There's a quite a few benefits of being active duty. He's a resident of IA until discharged, and not a resident of CA.

Deamer
03-22-2010, 11:40 PM
You do not have to pay CA taxes.

Adding "unless you have job income in the state other than military."

Accurate info in your, Leftyshooters and markw's post. I was worried about the buying a house aspect when I bought mine a few years ago. Been stationed in Ca for 20 years and am still a Missouri resident. That will probably change this year if I retire.

Leftyshooter, I wonder if military purchasing handguns from their home state is something the ATF just doesn't worry to much about. Ya, it probably happens all the time but that doesn't make it legal.

markw
03-23-2010, 12:20 AM
Yeah, CA income. Also, 50% of your military pay if you're married and your wife is civilian residing here. The military non-resident doesn't extend to spouses. I found it cheaper to register vehicles here as it's just the 46 bucks or so even on a new car. Buy it in Iowa, pay the Iowa sales tax which is something like 5 or 6%, then when it comes up for renewal, go down to DMV and file non-resident. :)

As for the ATF/GCA rule it appears to establish precedence to allow active duty to buy firearms in the state they're stationed in. I can't see the ATF going after active duty for purchasing a firearm while home on leave. The whole time I was on active duty, I retained my IA residency.

Re-reading the post on 962. If he quoted it properly, it says that permanent duty station orders are enough to establish residency for the purpose of the GCA. It doesn't remove residency from their home state.

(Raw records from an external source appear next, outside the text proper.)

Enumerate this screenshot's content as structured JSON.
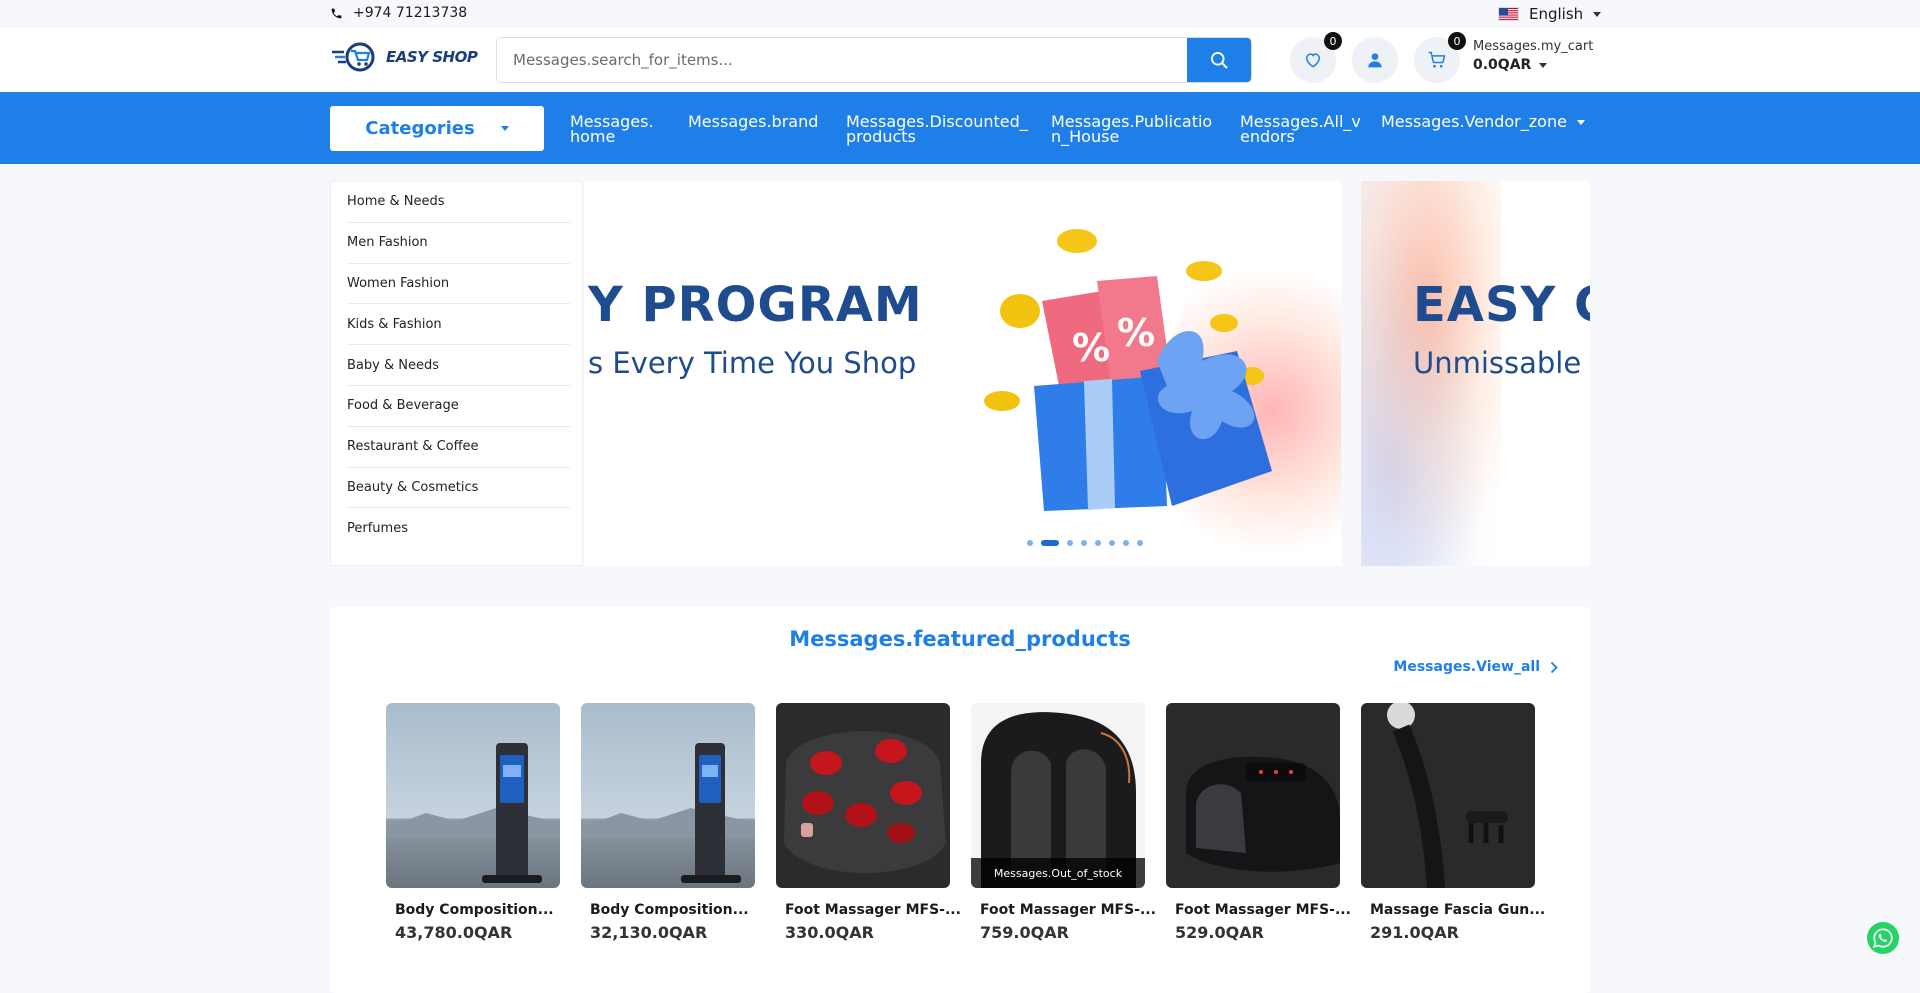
{
  "topbar": {
    "phone": "+974 71213738",
    "language": "English"
  },
  "header": {
    "logo_text": "EASY SHOP",
    "search_placeholder": "Messages.search_for_items...",
    "wishlist_count": "0",
    "cart_count": "0",
    "cart_label": "Messages.my_cart",
    "cart_total": "0.0QAR"
  },
  "nav": {
    "categories_label": "Categories",
    "items": [
      {
        "label": "Messages.\nhome"
      },
      {
        "label": "Messages.brand"
      },
      {
        "label": "Messages.Discounted_\nproducts"
      },
      {
        "label": "Messages.Publicatio\nn_House"
      },
      {
        "label": "Messages.All_v\nendors"
      },
      {
        "label": "Messages.Vendor_zone"
      }
    ]
  },
  "sidebar": {
    "categories": [
      "Home & Needs",
      "Men Fashion",
      "Women Fashion",
      "Kids & Fashion",
      "Baby & Needs",
      "Food & Beverage",
      "Restaurant & Coffee",
      "Beauty & Cosmetics",
      "Perfumes"
    ]
  },
  "banner": {
    "heading": "Y PROGRAM",
    "subheading": "s Every Time You Shop",
    "heading2": "EASY C",
    "subheading2": "Unmissable",
    "slide_count": 8,
    "active_slide": 2
  },
  "featured": {
    "title": "Messages.featured_products",
    "view_all": "Messages.View_all",
    "out_of_stock_label": "Messages.Out_of_stock",
    "products": [
      {
        "name": "Body Composition...",
        "price": "43,780.0QAR",
        "image": "kiosk-scale",
        "out_of_stock": false
      },
      {
        "name": "Body Composition...",
        "price": "32,130.0QAR",
        "image": "kiosk-scale",
        "out_of_stock": false
      },
      {
        "name": "Foot Massager MFS-...",
        "price": "330.0QAR",
        "image": "foot-massager-red",
        "out_of_stock": false
      },
      {
        "name": "Foot Massager MFS-...",
        "price": "759.0QAR",
        "image": "foot-massager-tall",
        "out_of_stock": true
      },
      {
        "name": "Foot Massager MFS-...",
        "price": "529.0QAR",
        "image": "foot-massager-flat",
        "out_of_stock": false
      },
      {
        "name": "Massage Fascia Gun...",
        "price": "291.0QAR",
        "image": "fascia-gun",
        "out_of_stock": false
      }
    ]
  },
  "colors": {
    "primary": "#1e7fe8",
    "navy": "#1f4b8f",
    "whatsapp": "#25d366"
  }
}
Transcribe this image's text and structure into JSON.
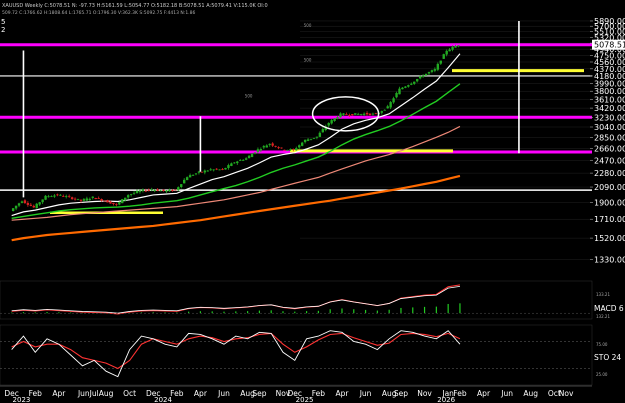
{
  "header": {
    "line1": "XAUUSD Weekly  C:5078.51  N: -97.73  H:5161.59  L:5054.77  O:5182.18  B:5078.51  A:5079.41  V:115.0K  OI:0",
    "line2": "509.72  C:1766.62  H:1808.64  L:1765.71  O:1796.30  V:362.3K  S:5092.75  F:4413  N:1.86",
    "frag_left_top": "5",
    "frag_left_bottom": "2"
  },
  "colors": {
    "background": "#000000",
    "candle_up": "#22aa22",
    "candle_down": "#dd2222",
    "ma_white": "#ffffff",
    "ma_green": "#22cc22",
    "ma_salmon": "#ee8877",
    "ma_orange": "#ff6a00",
    "magenta": "#ff00ff",
    "yellow": "#ffff33",
    "macd_red": "#ff3333",
    "stoch_red": "#ff3333",
    "grid": "#555555"
  },
  "chart_data": {
    "type": "candlestick",
    "price_axis": {
      "scale": "log",
      "ylim": [
        1200,
        6000
      ],
      "ticks": [
        "5890.00",
        "5700.00",
        "5510.00",
        "5320.00",
        "5130.00",
        "4940.00",
        "4750.00",
        "4560.00",
        "4370.00",
        "4180.00",
        "3990.00",
        "3800.00",
        "3610.00",
        "3420.00",
        "3230.00",
        "3040.00",
        "2850.00",
        "2660.00",
        "2470.00",
        "2280.00",
        "2090.00",
        "1900.00",
        "1710.00",
        "1520.00",
        "1330.00"
      ],
      "last_price_label": "5078.51"
    },
    "time_axis": {
      "labels": [
        "Dec",
        "Feb",
        "Apr",
        "JunJul",
        "Aug",
        "Oct",
        "Dec",
        "Feb",
        "Apr",
        "Jun",
        "Aug",
        "Sep",
        "Nov",
        "Dec",
        "Feb",
        "Apr",
        "Jun",
        "Aug",
        "Sep",
        "Nov",
        "Jan",
        "Feb",
        "Apr",
        "Jun",
        "Aug",
        "Oct",
        "Nov"
      ],
      "label_positions": [
        "2022-12",
        "2023-02",
        "2023-04",
        "2023-06.5",
        "2023-08",
        "2023-10",
        "2023-12",
        "2024-02",
        "2024-04",
        "2024-06",
        "2024-08",
        "2024-09",
        "2024-11",
        "2024-12",
        "2025-02",
        "2025-04",
        "2025-06",
        "2025-08",
        "2025-09",
        "2025-11",
        "2026-01",
        "2026-02",
        "2026-04",
        "2026-06",
        "2026-08",
        "2026-10",
        "2026-11"
      ],
      "year_labels": [
        "2023",
        "2024",
        "2025",
        "2026"
      ]
    },
    "price_series": {
      "dates": [
        "2022-12",
        "2023-01",
        "2023-02",
        "2023-03",
        "2023-04",
        "2023-05",
        "2023-06",
        "2023-07",
        "2023-08",
        "2023-09",
        "2023-10",
        "2023-11",
        "2023-12",
        "2024-01",
        "2024-02",
        "2024-03",
        "2024-04",
        "2024-05",
        "2024-06",
        "2024-07",
        "2024-08",
        "2024-09",
        "2024-10",
        "2024-11",
        "2024-12",
        "2025-01",
        "2025-02",
        "2025-03",
        "2025-04",
        "2025-05",
        "2025-06",
        "2025-07",
        "2025-08",
        "2025-09",
        "2025-10",
        "2025-11",
        "2025-12",
        "2026-01",
        "2026-02"
      ],
      "close": [
        1800,
        1920,
        1840,
        1970,
        1990,
        1960,
        1920,
        1960,
        1920,
        1870,
        1990,
        2040,
        2060,
        2040,
        2050,
        2230,
        2290,
        2330,
        2330,
        2440,
        2500,
        2640,
        2740,
        2650,
        2630,
        2800,
        2860,
        3120,
        3290,
        3290,
        3300,
        3290,
        3440,
        3850,
        4000,
        4200,
        4350,
        4900,
        5078.51
      ]
    },
    "moving_averages": [
      {
        "values": [
          1750,
          1790,
          1810,
          1840,
          1870,
          1890,
          1900,
          1910,
          1915,
          1910,
          1930,
          1960,
          1990,
          2000,
          2010,
          2070,
          2130,
          2190,
          2230,
          2290,
          2350,
          2430,
          2520,
          2560,
          2590,
          2650,
          2720,
          2850,
          3000,
          3100,
          3170,
          3220,
          3300,
          3470,
          3650,
          3850,
          4050,
          4400,
          4800
        ]
      },
      {
        "values": [
          1720,
          1740,
          1760,
          1780,
          1800,
          1815,
          1825,
          1835,
          1840,
          1845,
          1855,
          1870,
          1890,
          1905,
          1920,
          1950,
          1990,
          2030,
          2070,
          2110,
          2160,
          2220,
          2290,
          2350,
          2400,
          2460,
          2520,
          2610,
          2720,
          2820,
          2900,
          2970,
          3050,
          3160,
          3290,
          3430,
          3570,
          3770,
          3980
        ]
      },
      {
        "values": [
          1700,
          1710,
          1720,
          1730,
          1745,
          1760,
          1770,
          1780,
          1790,
          1800,
          1810,
          1820,
          1830,
          1840,
          1850,
          1870,
          1890,
          1910,
          1930,
          1960,
          1990,
          2020,
          2060,
          2100,
          2140,
          2180,
          2220,
          2280,
          2340,
          2400,
          2460,
          2510,
          2560,
          2620,
          2690,
          2770,
          2850,
          2940,
          3050
        ]
      },
      {
        "values": [
          1500,
          1520,
          1535,
          1550,
          1560,
          1570,
          1580,
          1590,
          1600,
          1610,
          1620,
          1630,
          1640,
          1655,
          1670,
          1685,
          1700,
          1720,
          1740,
          1760,
          1780,
          1800,
          1820,
          1840,
          1860,
          1880,
          1900,
          1920,
          1945,
          1970,
          1995,
          2020,
          2045,
          2070,
          2100,
          2130,
          2160,
          2200,
          2240
        ]
      }
    ],
    "horizontal_levels": [
      {
        "price": 5078.51
      },
      {
        "price": 4320
      },
      {
        "price": 4180
      },
      {
        "price": 3230
      },
      {
        "price": 2600
      },
      {
        "price": 2620
      },
      {
        "price": 2050
      },
      {
        "price": 1780
      }
    ],
    "vertical_markers": [
      {
        "date": "2023-01",
        "from_price": 1960,
        "to_price": 4900
      },
      {
        "date": "2024-04",
        "from_price": 2300,
        "to_price": 3250
      },
      {
        "date": "2026-07",
        "from_price": 2580,
        "to_price": 5890
      }
    ],
    "annotations": {
      "ellipse": {
        "date": "2025-06",
        "price": 3300
      },
      "small_labels": [
        {
          "text": "500",
          "date": "2025-05",
          "price": 5680
        },
        {
          "text": "500",
          "date": "2025-05",
          "price": 4580
        },
        {
          "text": "500",
          "date": "2024-12",
          "price": 3650
        }
      ]
    },
    "macd": {
      "label": "MACD 6",
      "axis_labels": [
        "133.21",
        "132.21"
      ],
      "values": [
        5,
        8,
        6,
        9,
        7,
        5,
        3,
        2,
        1,
        -2,
        3,
        6,
        7,
        6,
        5,
        12,
        15,
        14,
        12,
        14,
        16,
        20,
        22,
        15,
        12,
        16,
        18,
        30,
        36,
        30,
        25,
        20,
        26,
        40,
        44,
        48,
        50,
        70,
        75
      ]
    },
    "stochastic": {
      "label": "STO 24",
      "axis_labels": [
        "75.00",
        "25.00"
      ],
      "k": [
        60,
        85,
        55,
        80,
        70,
        50,
        30,
        40,
        20,
        10,
        60,
        85,
        80,
        70,
        65,
        90,
        88,
        80,
        70,
        85,
        80,
        92,
        90,
        55,
        40,
        80,
        85,
        95,
        92,
        75,
        70,
        60,
        80,
        95,
        92,
        85,
        80,
        95,
        70
      ],
      "d": [
        65,
        75,
        65,
        70,
        70,
        60,
        45,
        40,
        35,
        25,
        40,
        70,
        80,
        75,
        70,
        80,
        85,
        82,
        75,
        80,
        82,
        88,
        90,
        70,
        55,
        65,
        78,
        88,
        90,
        82,
        75,
        68,
        72,
        88,
        90,
        88,
        84,
        90,
        80
      ]
    }
  }
}
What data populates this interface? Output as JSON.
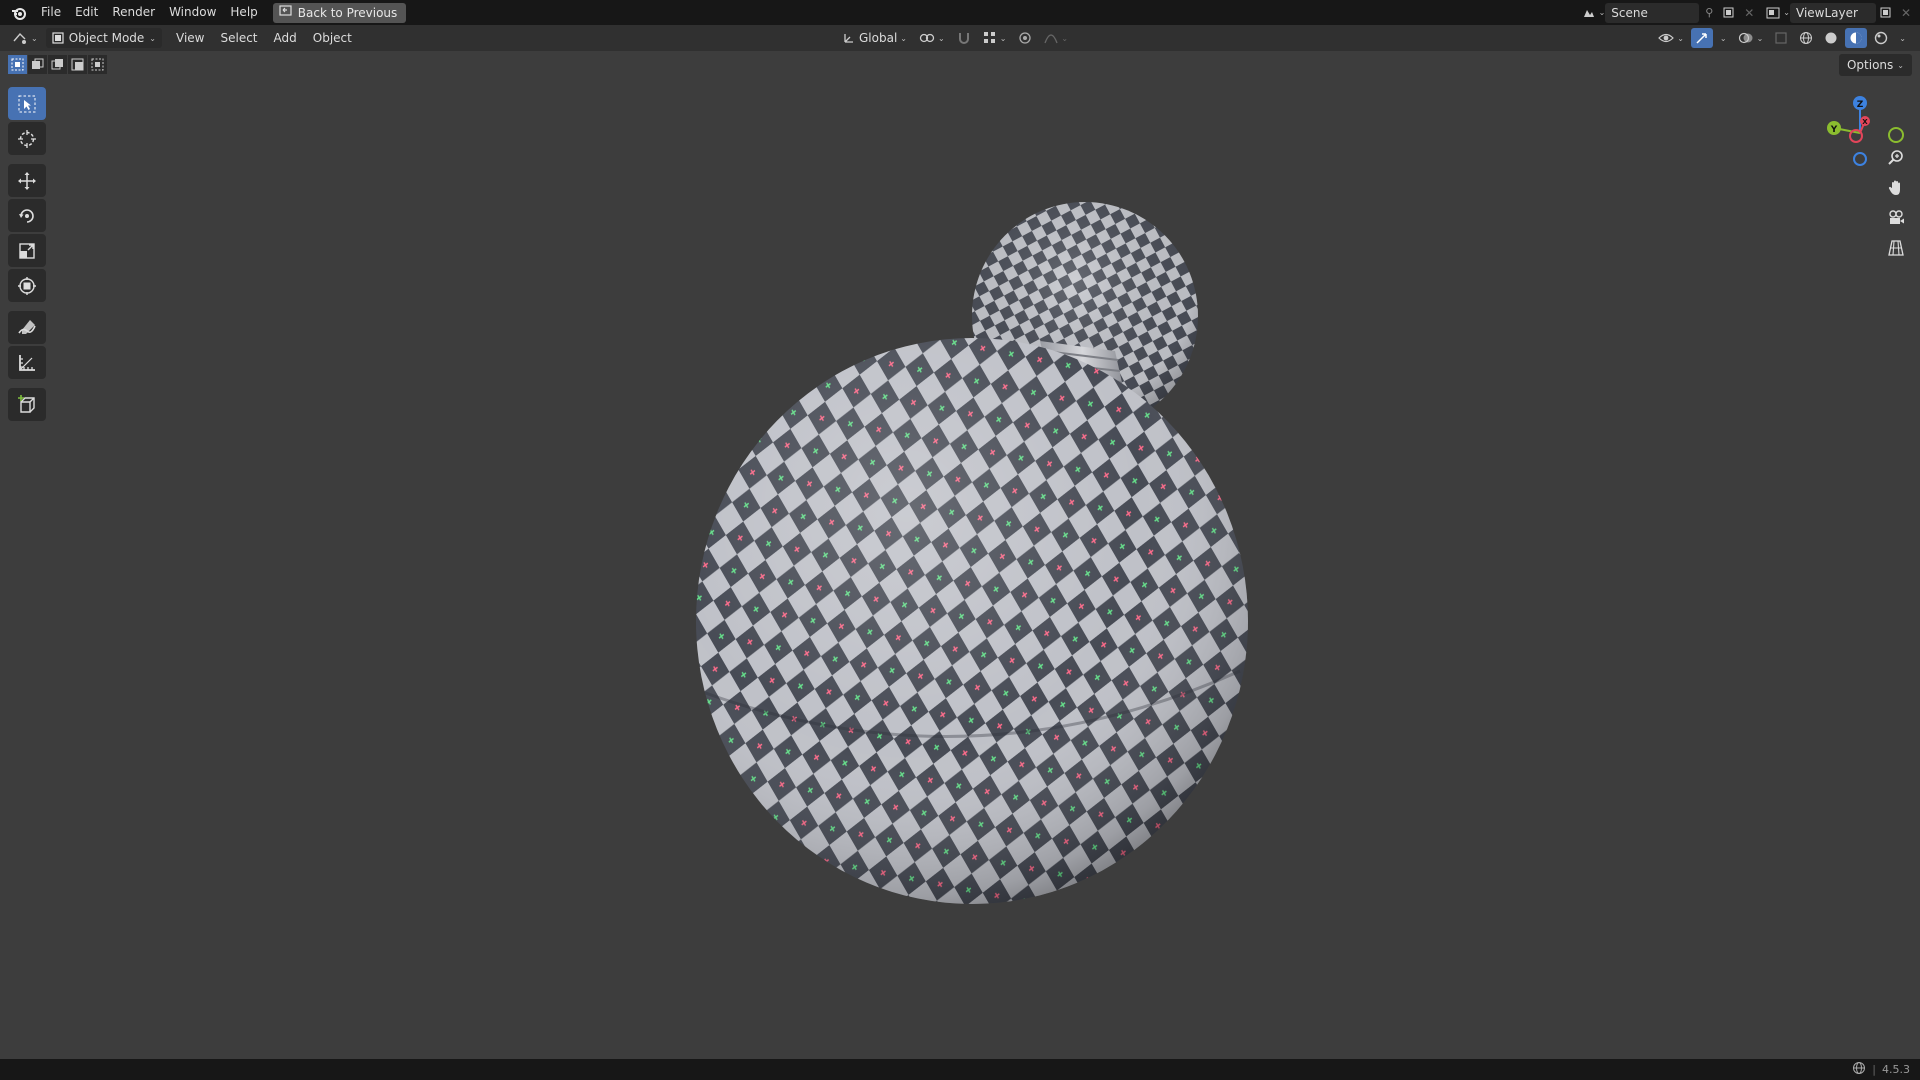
{
  "topbar": {
    "menus": [
      "File",
      "Edit",
      "Render",
      "Window",
      "Help"
    ],
    "back_label": "Back to Previous",
    "scene_label": "Scene",
    "viewlayer_label": "ViewLayer"
  },
  "header": {
    "mode_label": "Object Mode",
    "menus": [
      "View",
      "Select",
      "Add",
      "Object"
    ],
    "transform_orientation": "Global"
  },
  "viewport": {
    "options_label": "Options",
    "gizmo_axes": {
      "x": "X",
      "y": "Y",
      "z": "Z"
    }
  },
  "status": {
    "version": "4.5.3"
  },
  "colors": {
    "accent": "#4772b3",
    "x_axis": "#e2455a",
    "y_axis": "#8bbd2f",
    "z_axis": "#3d82e0"
  }
}
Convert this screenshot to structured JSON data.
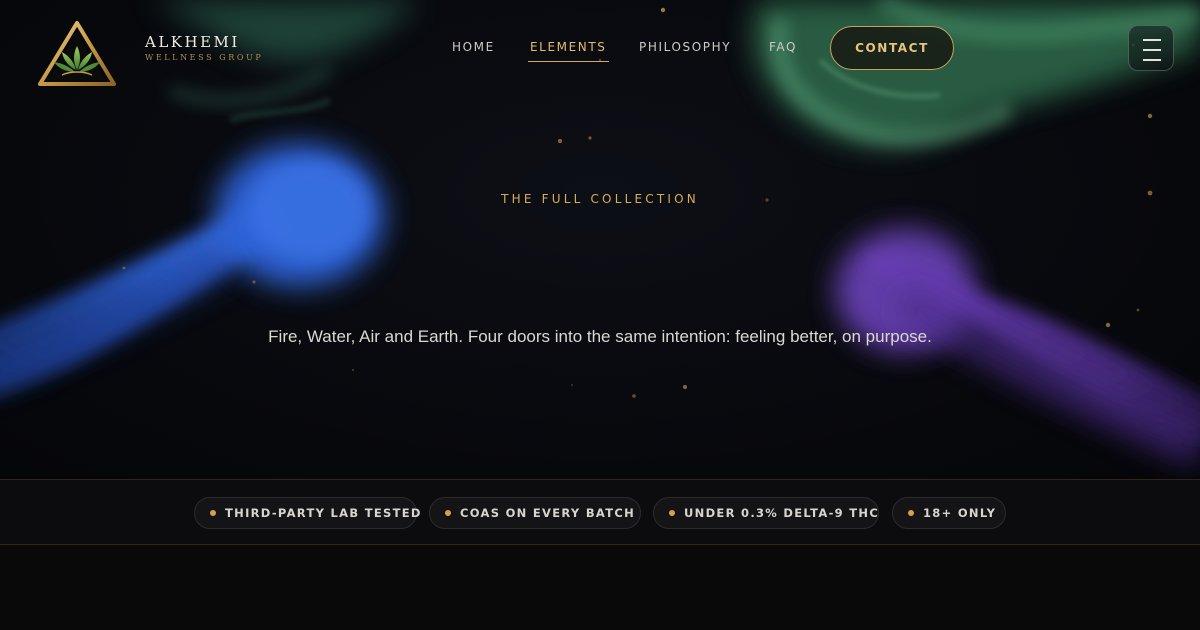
{
  "brand": {
    "name": "ALKHEMI",
    "subtitle": "WELLNESS GROUP",
    "logo": "triangle-lotus-logo-icon"
  },
  "nav": {
    "items": [
      {
        "label": "HOME",
        "active": false
      },
      {
        "label": "ELEMENTS",
        "active": true
      },
      {
        "label": "PHILOSOPHY",
        "active": false
      },
      {
        "label": "FAQ",
        "active": false
      }
    ],
    "contact_label": "CONTACT",
    "menu_icon": "hamburger-menu-icon"
  },
  "hero": {
    "eyebrow": "THE FULL COLLECTION",
    "tagline": "Fire, Water, Air and Earth. Four doors into the same intention: feeling better, on purpose."
  },
  "trust_badges": [
    {
      "label": "THIRD-PARTY LAB TESTED"
    },
    {
      "label": "COAS ON EVERY BATCH"
    },
    {
      "label": "UNDER 0.3% DELTA-9 THC"
    },
    {
      "label": "18+ ONLY"
    }
  ],
  "colors": {
    "background": "#08080a",
    "accent_gold": "#d9ac56",
    "smoke_green": "#3f8a63",
    "smoke_blue": "#2f63d6",
    "smoke_purple": "#6a3fb0"
  }
}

I know guys buy firearms when on leave all the time. Ones stationed in CA just have to be careful with what they bring back from leave.